Raymond Haberski contended in God and War: American Civil Religion Since 1945 (2012) that war, more than any other dynamic, served as the defining reference point for ACR since the end of World War II. The Cold War, Vietnam, and the War on Terror helped reinforce the idea that America was on the side of right, and that its enemies were representatives of cosmic evil. While ACR brought coherence and meaning to Americans under the threat of Communism, nuclear annihilation, and terrorism, it was also a justification for persecution and tyranny at home. Haberski also noted that even during the Cold War, many forms of ACR emerged. While Martin Luther King, Jr. and Jimmy Carter advanced a prophetic ACR, Ronald Reagan, and the Bushes constructed a priestly ACR that sought to exorcize the demons of American foreign policy failures since the 1970s.
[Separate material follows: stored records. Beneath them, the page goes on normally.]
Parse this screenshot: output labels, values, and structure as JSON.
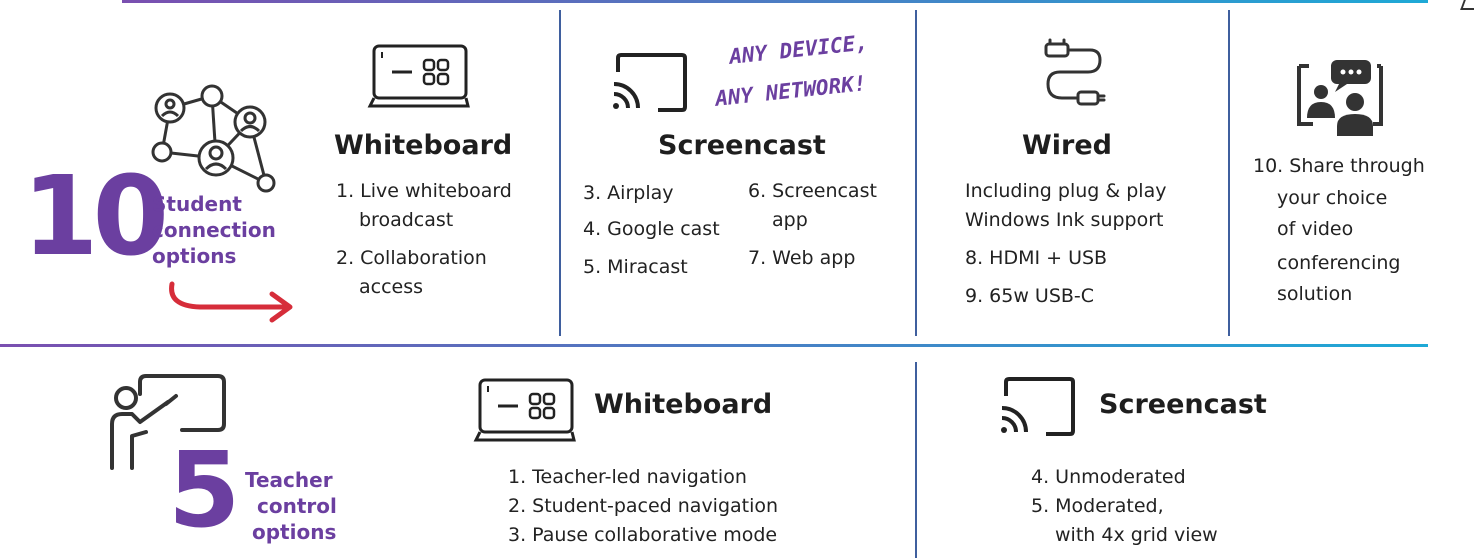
{
  "colors": {
    "purple": "#6b3fa0",
    "blue_divider": "#3f5f9e",
    "arrow_red": "#d62d3a",
    "rule_start": "#7a4fb0",
    "rule_end": "#1ea9d6"
  },
  "top": {
    "count": "10",
    "label": [
      "Student",
      "connection",
      "options"
    ],
    "whiteboard": {
      "title": "Whiteboard",
      "items": [
        "1. Live whiteboard",
        "broadcast",
        "2. Collaboration",
        "access"
      ]
    },
    "screencast": {
      "title": "Screencast",
      "tagline": [
        "ANY DEVICE,",
        "ANY NETWORK!"
      ],
      "items_left": [
        "3. Airplay",
        "4. Google cast",
        "5. Miracast"
      ],
      "items_right": [
        "6. Screencast",
        "app",
        "7. Web app"
      ]
    },
    "wired": {
      "title": "Wired",
      "items": [
        "Including plug & play",
        "Windows Ink support",
        "8. HDMI + USB",
        "9. 65w USB-C"
      ]
    },
    "video": {
      "items": [
        "10. Share through",
        "your choice",
        "of video",
        "conferencing",
        "solution"
      ]
    }
  },
  "bottom": {
    "count": "5",
    "label": [
      "Teacher",
      "control",
      "options"
    ],
    "whiteboard": {
      "title": "Whiteboard",
      "items": [
        "1. Teacher-led navigation",
        "2. Student-paced navigation",
        "3. Pause collaborative mode"
      ]
    },
    "screencast": {
      "title": "Screencast",
      "items": [
        "4. Unmoderated",
        "5. Moderated,",
        "with 4x grid view"
      ]
    }
  },
  "icons": [
    "people-network-icon",
    "whiteboard-icon",
    "cast-icon",
    "cable-icon",
    "video-conference-icon",
    "teacher-board-icon"
  ]
}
And Peter Gardella’s book-length treatment of ACR, American Civil Religion: What Americans Hold Sacred (2014), used liberty, democracy, peace, and tolerance as the touchpoints for ACR. He argued that ACR should be taken seriously as a legitimate religion in its own right, and he considered its many expressions in “monuments, texts, and images” like the name “America,” the flag, the Liberty Bell, and Disney Parks. Gardella was indebted to Bellah, as was Haberski (who studied under Bellah), but both these authors extend and develop ACR beyond Bellah’s writings to situate it for twenty-first-century audiences.
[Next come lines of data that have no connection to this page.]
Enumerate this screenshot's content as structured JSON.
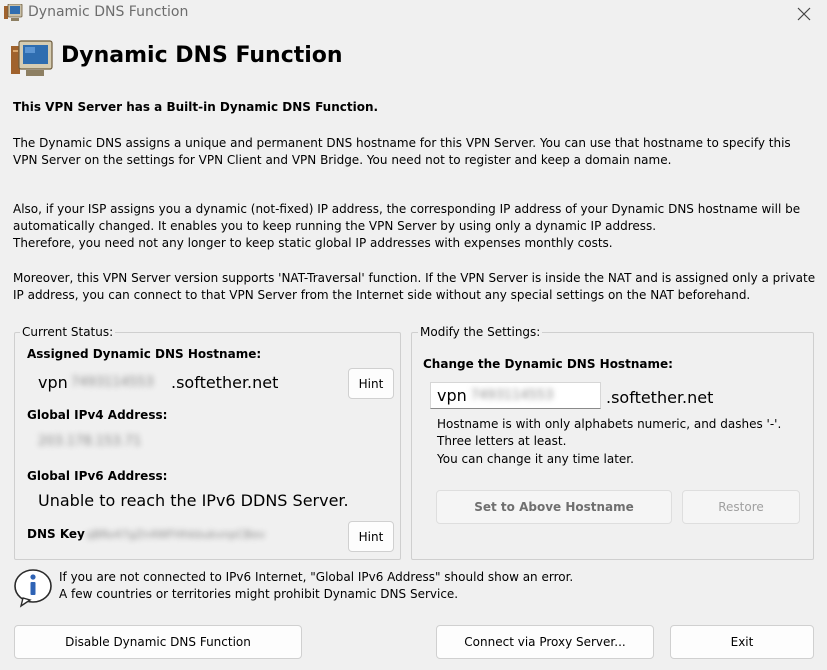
{
  "window": {
    "title": "Dynamic DNS Function",
    "close_glyph": "✕"
  },
  "header": {
    "title": "Dynamic DNS Function"
  },
  "intro": {
    "bold_line": "This VPN Server has a Built-in Dynamic DNS Function.",
    "p1": "The Dynamic DNS assigns a unique and permanent DNS hostname for this VPN Server. You can use that hostname to specify this VPN Server on the settings for VPN Client and VPN Bridge. You need not to register and keep a domain name.",
    "p2a": "Also, if your ISP assigns you a dynamic (not-fixed) IP address, the corresponding IP address of your Dynamic DNS hostname will be automatically changed. It enables you to keep running the VPN Server by using only a dynamic IP address.",
    "p2b": "Therefore, you need not any longer to keep static global IP addresses with expenses monthly costs.",
    "p3": "Moreover, this VPN Server version supports 'NAT-Traversal' function. If the VPN Server is inside the NAT and is assigned only a private IP address, you can connect to that VPN Server from the Internet side without any special settings on the NAT beforehand."
  },
  "status": {
    "group_label": "Current Status:",
    "hostname_label": "Assigned Dynamic DNS Hostname:",
    "hostname_prefix": "vpn",
    "hostname_blurred": "7493114553",
    "hostname_suffix": ".softether.net",
    "hint_label": "Hint",
    "ipv4_label": "Global IPv4 Address:",
    "ipv4_blurred": "203.178.153.71",
    "ipv6_label": "Global IPv6 Address:",
    "ipv6_value": "Unable to reach the IPv6 DDNS Server.",
    "dnskey_label": "DNS Key",
    "dnskey_blurred": "qBRo47gZn4WFHhkbukvnpCBev",
    "hint2_label": "Hint"
  },
  "modify": {
    "group_label": "Modify the Settings:",
    "change_label": "Change the Dynamic DNS Hostname:",
    "input_prefix": "vpn",
    "input_blurred": "7493114553",
    "suffix": ".softether.net",
    "rule1": "Hostname is with only alphabets numeric, and dashes '-'.",
    "rule2": "Three letters at least.",
    "rule3": "You can change it any time later.",
    "set_button": "Set to Above Hostname",
    "restore_button": "Restore"
  },
  "notice": {
    "line1": "If you are not connected to IPv6 Internet, \"Global IPv6 Address\" should show an error.",
    "line2": "A few countries or territories might prohibit Dynamic DNS Service."
  },
  "footer": {
    "disable_button": "Disable Dynamic DNS Function",
    "proxy_button": "Connect via Proxy Server...",
    "exit_button": "Exit"
  }
}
All this goes to show that Gamble’s suspicions, while legitimate, go too far in neglecting the potential for good that ACR offers. Gamble’s criticism of ACR is interesting, in that he is dubious about the value of ACR in the same way as Remillard, but continues to see ACR through the lens that Bellah provided nearly sixty years ago, like Gardella. Gamble’s piece reflects the perennial struggle that American Christians have faced with regard to ACR. Though many of us are somewhat embarrassed by it, and would like to move on from it, we find ourselves stuck with it. Christians have always faced the tension between living in the world, and yet not being of the world. We have to be wise in separating the precious from the worthless in ACR, but we also understand that American Christians of the twenty-first century are not the first, and will not be the last, to bear this burden. Bear it we must, for the alternatives before us are too horrible to contemplate.